===== GIVEN DATA =====

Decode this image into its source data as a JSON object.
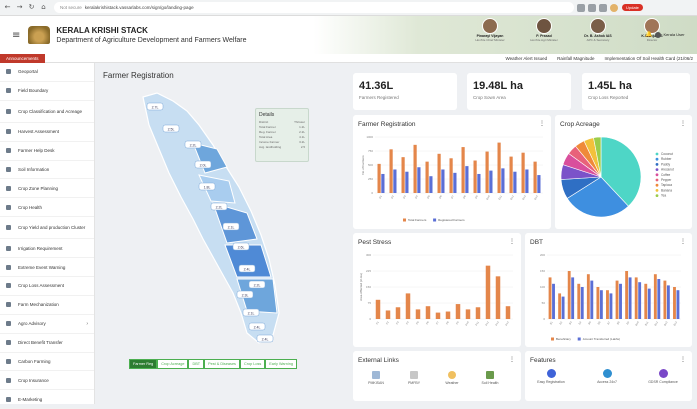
{
  "browser": {
    "not_secure": "Not secure",
    "url": "keralakrishistack.vassarlabs.com/sign/go/landing-page",
    "update": "Update"
  },
  "header": {
    "title": "KERALA KRISHI STACK",
    "subtitle": "Department of Agriculture Development and Farmers Welfare"
  },
  "officials": [
    {
      "name": "Pinarayi Vijayan",
      "role": "Hon'ble Chief Minister"
    },
    {
      "name": "P. Prasad",
      "role": "Hon'ble Agri Minister"
    },
    {
      "name": "Dr. B. Ashok IAS",
      "role": "APC & Secretary"
    },
    {
      "name": "K.S Anju IAS",
      "role": "Director"
    }
  ],
  "user": {
    "name": "Kerala User"
  },
  "ticker": {
    "label": "Announcements",
    "items": [
      "Weather Alert Issued",
      "Rainfall Magnitude",
      "Implementation Of Soil Health Card (21/06/2"
    ]
  },
  "sidebar": {
    "items": [
      "Geoportal",
      "Field Boundary",
      "Crop Classification and Acreage",
      "Harvest Assessment",
      "Farmer Help Desk",
      "Soil Information",
      "Crop Zone Planning",
      "Crop Health",
      "Crop Yield and production Cluster",
      "Irrigation Requirement",
      "Extreme Event Warning",
      "Crop Loss Assessment",
      "Farm Mechanization",
      "Agro Advisory",
      "Direct Benefit Transfer",
      "Carbon Farming",
      "Crop Insurance",
      "E-Marketing"
    ]
  },
  "map": {
    "title": "Farmer Registration",
    "details": {
      "title": "Details",
      "rows": [
        [
          "District",
          "Thrissur"
        ],
        [
          "Total Farmer",
          "1.2L"
        ],
        [
          "Reg. Farmer",
          "2.2L"
        ],
        [
          "Total Area",
          "4.1L"
        ],
        [
          "Income Farmer",
          "3.2L"
        ],
        [
          "Avg. landholding",
          "2.5"
        ]
      ]
    },
    "tabs": [
      "Farmer Reg",
      "Crop Acreage",
      "DBT",
      "Pest & Diseases",
      "Crop Loss",
      "Early Warning"
    ],
    "labels": [
      "2.7L",
      "2.5L",
      "2.2L",
      "2.0L",
      "1.8L",
      "2.2L",
      "2.1L",
      "2.6L",
      "2.4L",
      "2.2L",
      "2.3L",
      "2.1L",
      "2.4L",
      "2.4L"
    ]
  },
  "kpis": [
    {
      "value": "41.36L",
      "label": "Farmers Registered"
    },
    {
      "value": "19.48L ha",
      "label": "Crop Sown Area"
    },
    {
      "value": "1.45L ha",
      "label": "Crop Loss Reported"
    }
  ],
  "cards": {
    "farmer_reg": "Farmer Registration",
    "crop_acreage": "Crop Acreage",
    "pest": "Pest Stress",
    "dbt": "DBT",
    "links": "External Links",
    "features": "Features"
  },
  "links": [
    "PMKISAN",
    "PMFBY",
    "Weather",
    "Soil Health"
  ],
  "features": [
    "Easy Registration",
    "Access 24x7",
    "GDSR Compliance"
  ],
  "colors": {
    "bar_orange": "#e4864a",
    "bar_blue": "#5b6fd6",
    "kerala_map": "#b9d6ef"
  },
  "chart_data": [
    {
      "type": "bar",
      "title": "Farmer Registration",
      "ylabel": "No of Farmers",
      "ylim": [
        0,
        1000
      ],
      "categories": [
        "D1",
        "D2",
        "D3",
        "D4",
        "D5",
        "D6",
        "D7",
        "D8",
        "D9",
        "D10",
        "D11",
        "D12",
        "D13",
        "D14"
      ],
      "series": [
        {
          "name": "Total Farmers",
          "values": [
            520,
            780,
            640,
            860,
            560,
            700,
            620,
            820,
            580,
            740,
            900,
            650,
            720,
            560
          ]
        },
        {
          "name": "Registered Farmers",
          "values": [
            340,
            420,
            380,
            460,
            300,
            420,
            360,
            480,
            340,
            400,
            440,
            380,
            420,
            320
          ]
        }
      ]
    },
    {
      "type": "pie",
      "title": "Crop Acreage",
      "categories": [
        "Coconut",
        "Rubber",
        "Paddy",
        "Arecanut",
        "Coffee",
        "Pepper",
        "Tapioca",
        "Banana",
        "Tea"
      ],
      "values": [
        38,
        28,
        8,
        6,
        5,
        4,
        4,
        4,
        3
      ]
    },
    {
      "type": "bar",
      "title": "Pest Stress",
      "ylabel": "Area Affected (in Ha)",
      "ylim": [
        0,
        300
      ],
      "categories": [
        "P1",
        "P2",
        "P3",
        "P4",
        "P5",
        "P6",
        "P7",
        "P8",
        "P9",
        "P10",
        "P11",
        "P12",
        "P13",
        "P14"
      ],
      "values": [
        90,
        40,
        55,
        120,
        45,
        60,
        30,
        35,
        70,
        45,
        55,
        250,
        200,
        60
      ]
    },
    {
      "type": "bar",
      "title": "DBT",
      "ylim": [
        0,
        200
      ],
      "categories": [
        "B1",
        "B2",
        "B3",
        "B4",
        "B5",
        "B6",
        "B7",
        "B8",
        "B9",
        "B10",
        "B11",
        "B12",
        "B13",
        "B14"
      ],
      "series": [
        {
          "name": "Beneficiary",
          "values": [
            130,
            80,
            150,
            110,
            140,
            100,
            90,
            120,
            150,
            130,
            110,
            140,
            120,
            100
          ]
        },
        {
          "name": "Amount Transferred (Lakhs)",
          "values": [
            110,
            70,
            130,
            100,
            120,
            90,
            80,
            110,
            130,
            115,
            95,
            125,
            105,
            90
          ]
        }
      ]
    }
  ]
}
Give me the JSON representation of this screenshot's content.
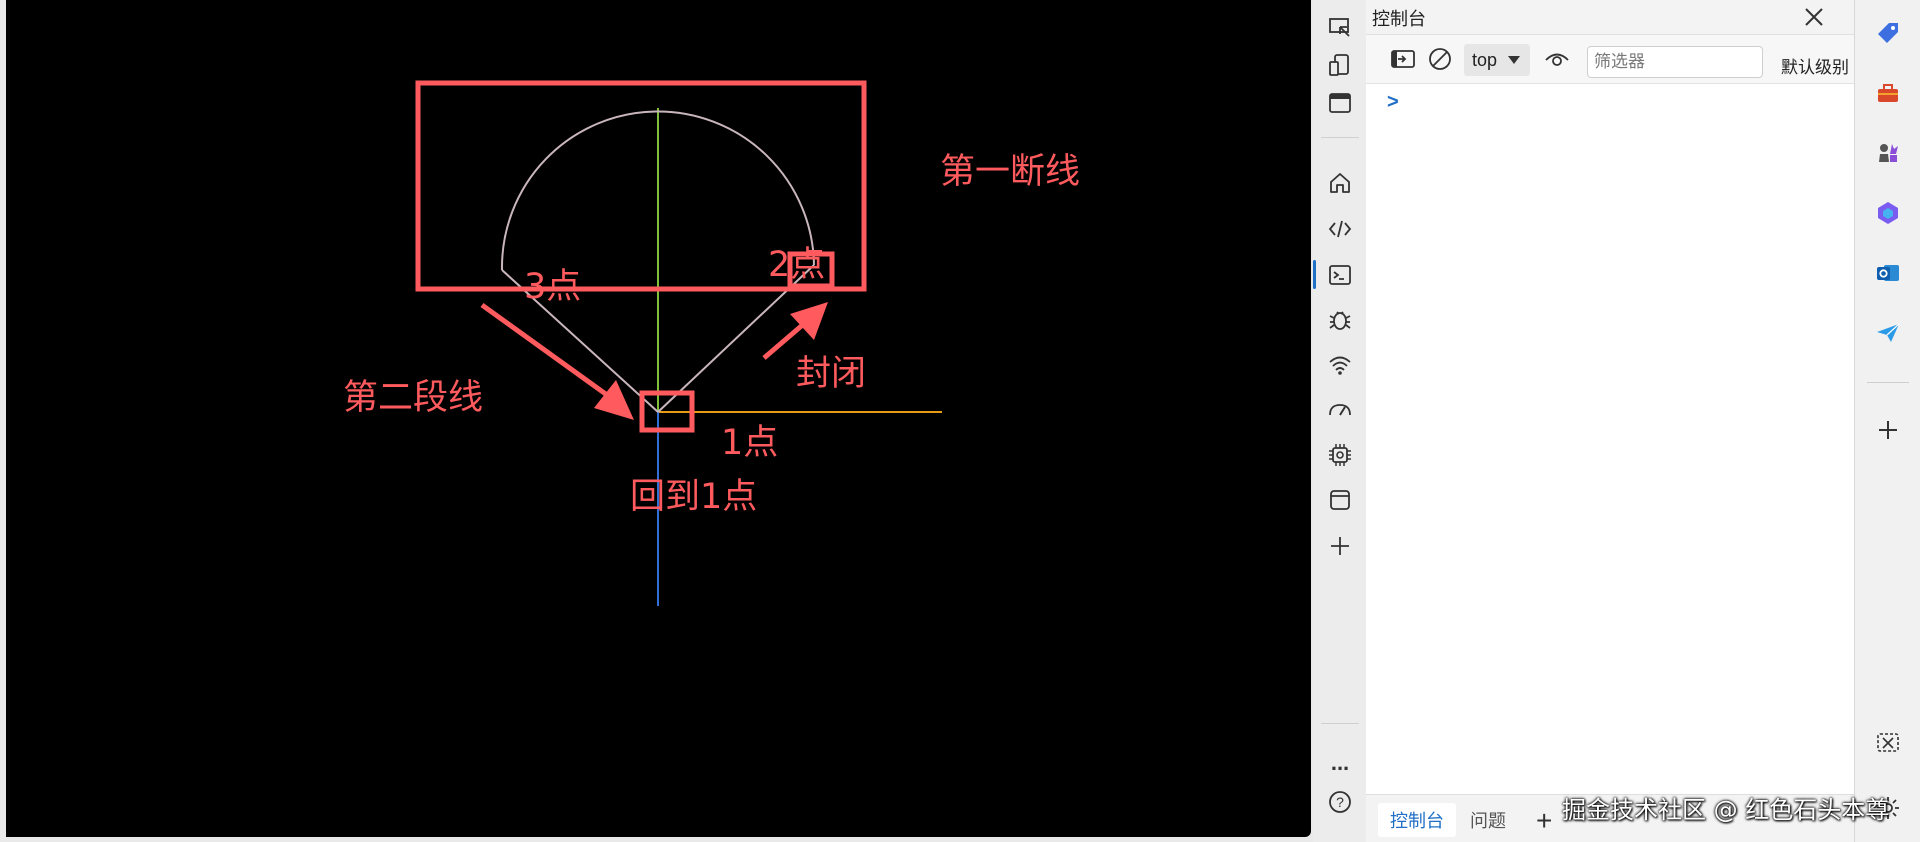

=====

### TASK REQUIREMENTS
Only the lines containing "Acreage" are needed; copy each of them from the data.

### SOLUTION TO THE EXERCISE
      "Crop Classification and Acreage",
      "Crop Acreage",
    "crop_acreage": "Crop Acreage",
      "title": "Crop Acreage",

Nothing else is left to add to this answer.